Castle Rushen’s medieval clock will stop next week as conservation work begins on Castletown’s landmark clock tower.

The clock mechanism will be temporarily removed to enable high level conservation works to be completed, helping prevent water ingress to the clock tower.

Castle Rushen's clock, photographed in 2016.
Castle Rushen's clock, photographed in 2016. (Media Isle of Man )

The clock room roof and floor structure will both undergo essential repair and the clock mechanism will also be cleaned prior to reinstatement. 

One of just a few wooden framed clocks to survive from the 16th Century, Castle Rushen’s medieval clock has undergone significant changes and restoration during its lifetime. Amongst these was the replacement of the original escapement in the early 18th century with the pendulum escapement we see today.

The clock didn't have a face at all until around 1720, by which time it was already at least 100 years old.  Sadly, the original clock face was lost, with the current one-handed face dating to the 1980's.

Chris Weeks, conservator for Manx National Heritage, said: ‘Next week, Manx National Heritage will open the next chapter in Castle Rushen’s history as our team temporarily remove its medieval clock ahead of essential maintenance to the Clock Tower beginning.

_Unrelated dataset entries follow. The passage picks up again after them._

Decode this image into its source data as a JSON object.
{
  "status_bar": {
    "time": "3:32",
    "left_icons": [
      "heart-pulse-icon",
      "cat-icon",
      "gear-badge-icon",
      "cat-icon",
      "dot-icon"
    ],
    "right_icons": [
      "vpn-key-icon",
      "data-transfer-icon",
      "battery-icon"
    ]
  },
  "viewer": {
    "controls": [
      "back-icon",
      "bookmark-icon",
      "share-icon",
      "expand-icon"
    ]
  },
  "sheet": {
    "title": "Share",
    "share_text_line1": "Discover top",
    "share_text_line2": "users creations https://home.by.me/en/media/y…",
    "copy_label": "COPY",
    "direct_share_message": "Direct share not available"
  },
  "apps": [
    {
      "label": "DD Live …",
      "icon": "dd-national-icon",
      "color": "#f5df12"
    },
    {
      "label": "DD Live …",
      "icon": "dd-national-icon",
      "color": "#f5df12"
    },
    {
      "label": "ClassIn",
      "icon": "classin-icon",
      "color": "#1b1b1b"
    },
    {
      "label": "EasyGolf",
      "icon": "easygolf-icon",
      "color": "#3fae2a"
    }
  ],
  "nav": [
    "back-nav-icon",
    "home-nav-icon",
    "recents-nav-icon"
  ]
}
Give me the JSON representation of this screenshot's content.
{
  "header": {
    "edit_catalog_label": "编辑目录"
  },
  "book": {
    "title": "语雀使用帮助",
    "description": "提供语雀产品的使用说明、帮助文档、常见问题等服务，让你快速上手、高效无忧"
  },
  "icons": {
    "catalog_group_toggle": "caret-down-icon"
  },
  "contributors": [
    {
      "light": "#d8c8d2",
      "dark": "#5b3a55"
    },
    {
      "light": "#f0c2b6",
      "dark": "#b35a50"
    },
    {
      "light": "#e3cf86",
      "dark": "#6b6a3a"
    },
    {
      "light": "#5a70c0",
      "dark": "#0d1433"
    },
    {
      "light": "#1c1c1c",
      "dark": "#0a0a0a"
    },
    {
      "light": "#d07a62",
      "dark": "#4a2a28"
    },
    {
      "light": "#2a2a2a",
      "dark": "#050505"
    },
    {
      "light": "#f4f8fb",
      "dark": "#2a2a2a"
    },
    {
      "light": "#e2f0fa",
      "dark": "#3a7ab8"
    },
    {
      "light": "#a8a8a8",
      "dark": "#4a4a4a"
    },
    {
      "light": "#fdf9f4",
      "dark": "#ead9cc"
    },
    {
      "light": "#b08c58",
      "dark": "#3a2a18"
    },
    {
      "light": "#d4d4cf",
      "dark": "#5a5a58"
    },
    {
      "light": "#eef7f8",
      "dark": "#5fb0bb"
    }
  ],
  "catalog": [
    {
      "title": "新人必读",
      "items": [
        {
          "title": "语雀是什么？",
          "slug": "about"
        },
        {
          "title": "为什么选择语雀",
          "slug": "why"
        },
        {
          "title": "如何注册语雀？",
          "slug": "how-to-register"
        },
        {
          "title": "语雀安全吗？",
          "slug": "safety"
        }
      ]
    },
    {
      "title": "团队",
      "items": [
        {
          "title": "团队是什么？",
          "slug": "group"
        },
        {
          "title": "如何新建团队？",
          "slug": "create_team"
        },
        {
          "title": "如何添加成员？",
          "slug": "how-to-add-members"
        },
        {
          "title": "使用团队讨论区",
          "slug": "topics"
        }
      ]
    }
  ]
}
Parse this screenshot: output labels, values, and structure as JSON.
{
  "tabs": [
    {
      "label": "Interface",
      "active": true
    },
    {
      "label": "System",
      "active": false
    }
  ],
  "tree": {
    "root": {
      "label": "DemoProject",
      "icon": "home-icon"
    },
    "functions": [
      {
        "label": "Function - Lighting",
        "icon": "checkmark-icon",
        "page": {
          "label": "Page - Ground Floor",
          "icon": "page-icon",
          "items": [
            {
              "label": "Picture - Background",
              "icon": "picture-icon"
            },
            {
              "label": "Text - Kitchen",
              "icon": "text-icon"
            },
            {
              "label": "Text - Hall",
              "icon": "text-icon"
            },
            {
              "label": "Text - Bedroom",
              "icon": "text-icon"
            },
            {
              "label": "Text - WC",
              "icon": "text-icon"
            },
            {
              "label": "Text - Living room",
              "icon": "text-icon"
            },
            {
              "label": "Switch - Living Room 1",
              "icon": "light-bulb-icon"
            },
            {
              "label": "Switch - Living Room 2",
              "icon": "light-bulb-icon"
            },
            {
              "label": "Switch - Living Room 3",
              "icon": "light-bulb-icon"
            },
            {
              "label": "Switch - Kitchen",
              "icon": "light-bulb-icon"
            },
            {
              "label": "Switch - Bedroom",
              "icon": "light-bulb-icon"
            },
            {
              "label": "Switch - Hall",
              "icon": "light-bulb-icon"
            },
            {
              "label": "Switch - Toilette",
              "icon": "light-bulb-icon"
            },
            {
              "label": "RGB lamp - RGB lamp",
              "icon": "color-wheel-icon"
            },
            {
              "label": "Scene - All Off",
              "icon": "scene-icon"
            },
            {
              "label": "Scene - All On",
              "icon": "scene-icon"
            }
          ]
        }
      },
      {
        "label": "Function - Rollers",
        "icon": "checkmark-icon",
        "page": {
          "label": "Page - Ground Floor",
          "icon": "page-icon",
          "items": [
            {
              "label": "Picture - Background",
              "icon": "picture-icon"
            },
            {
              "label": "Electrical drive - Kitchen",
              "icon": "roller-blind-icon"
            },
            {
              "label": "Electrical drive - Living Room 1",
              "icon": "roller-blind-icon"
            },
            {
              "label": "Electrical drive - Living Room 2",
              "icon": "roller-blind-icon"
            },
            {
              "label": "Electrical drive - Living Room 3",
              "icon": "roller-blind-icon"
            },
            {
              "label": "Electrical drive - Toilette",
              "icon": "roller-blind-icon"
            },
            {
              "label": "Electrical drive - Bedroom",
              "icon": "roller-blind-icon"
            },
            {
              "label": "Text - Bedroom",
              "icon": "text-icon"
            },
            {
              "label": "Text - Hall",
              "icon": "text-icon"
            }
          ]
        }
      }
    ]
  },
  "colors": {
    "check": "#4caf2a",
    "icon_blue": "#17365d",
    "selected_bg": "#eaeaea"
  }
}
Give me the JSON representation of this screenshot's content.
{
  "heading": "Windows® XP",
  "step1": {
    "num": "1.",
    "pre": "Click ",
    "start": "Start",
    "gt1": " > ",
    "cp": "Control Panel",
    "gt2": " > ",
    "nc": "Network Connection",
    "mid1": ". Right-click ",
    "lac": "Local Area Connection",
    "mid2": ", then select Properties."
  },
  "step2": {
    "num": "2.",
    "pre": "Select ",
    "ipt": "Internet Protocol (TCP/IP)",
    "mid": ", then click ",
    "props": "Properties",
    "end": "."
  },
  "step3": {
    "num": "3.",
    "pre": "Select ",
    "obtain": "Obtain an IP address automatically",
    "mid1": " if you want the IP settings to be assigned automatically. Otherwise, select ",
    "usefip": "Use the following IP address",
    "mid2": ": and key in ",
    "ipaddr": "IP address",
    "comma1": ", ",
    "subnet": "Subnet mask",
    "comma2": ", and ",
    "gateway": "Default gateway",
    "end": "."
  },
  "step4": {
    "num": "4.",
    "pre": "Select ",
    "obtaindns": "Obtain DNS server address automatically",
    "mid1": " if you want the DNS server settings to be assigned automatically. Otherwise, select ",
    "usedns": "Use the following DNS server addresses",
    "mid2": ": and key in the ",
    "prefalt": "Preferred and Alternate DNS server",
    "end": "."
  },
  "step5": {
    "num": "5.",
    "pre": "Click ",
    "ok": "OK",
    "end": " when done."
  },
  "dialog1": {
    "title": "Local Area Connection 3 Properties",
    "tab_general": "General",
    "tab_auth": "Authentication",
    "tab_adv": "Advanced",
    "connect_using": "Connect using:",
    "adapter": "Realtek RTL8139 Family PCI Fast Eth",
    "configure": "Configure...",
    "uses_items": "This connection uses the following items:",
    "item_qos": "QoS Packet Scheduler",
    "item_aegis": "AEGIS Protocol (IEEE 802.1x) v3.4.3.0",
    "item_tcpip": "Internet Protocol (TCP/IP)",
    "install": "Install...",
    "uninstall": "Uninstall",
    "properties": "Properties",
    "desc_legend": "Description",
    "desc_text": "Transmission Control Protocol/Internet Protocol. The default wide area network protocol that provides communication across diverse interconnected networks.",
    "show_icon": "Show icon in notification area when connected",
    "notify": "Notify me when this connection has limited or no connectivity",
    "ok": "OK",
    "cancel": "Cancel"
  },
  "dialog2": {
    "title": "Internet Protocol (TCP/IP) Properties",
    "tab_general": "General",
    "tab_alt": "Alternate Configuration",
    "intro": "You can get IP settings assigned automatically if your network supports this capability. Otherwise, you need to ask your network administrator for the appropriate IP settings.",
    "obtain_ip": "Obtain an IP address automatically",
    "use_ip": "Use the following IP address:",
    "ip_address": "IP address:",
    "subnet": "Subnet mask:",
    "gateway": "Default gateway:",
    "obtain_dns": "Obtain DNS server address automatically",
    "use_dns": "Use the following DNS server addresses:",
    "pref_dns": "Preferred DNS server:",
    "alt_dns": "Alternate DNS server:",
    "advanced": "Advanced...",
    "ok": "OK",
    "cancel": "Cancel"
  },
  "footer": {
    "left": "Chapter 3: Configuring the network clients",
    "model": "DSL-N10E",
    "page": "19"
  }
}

‘The first step is removal of the 16th Century mechanism for the specialist programme of works to be carried out, which will safeguard the clock on a long-term basis, as well as protecting and preserving its home at Castle Rushen.’

The latest phase of conservation of the Clock Tower will start on Tuesday, March 5 and will conclude in the autumn when the clock will return to Castle Rushen.

Castle Rushen Clock’s Medieval Escapement
Castle Rushen Clock’s Medieval Escapement (Manx National Heritage )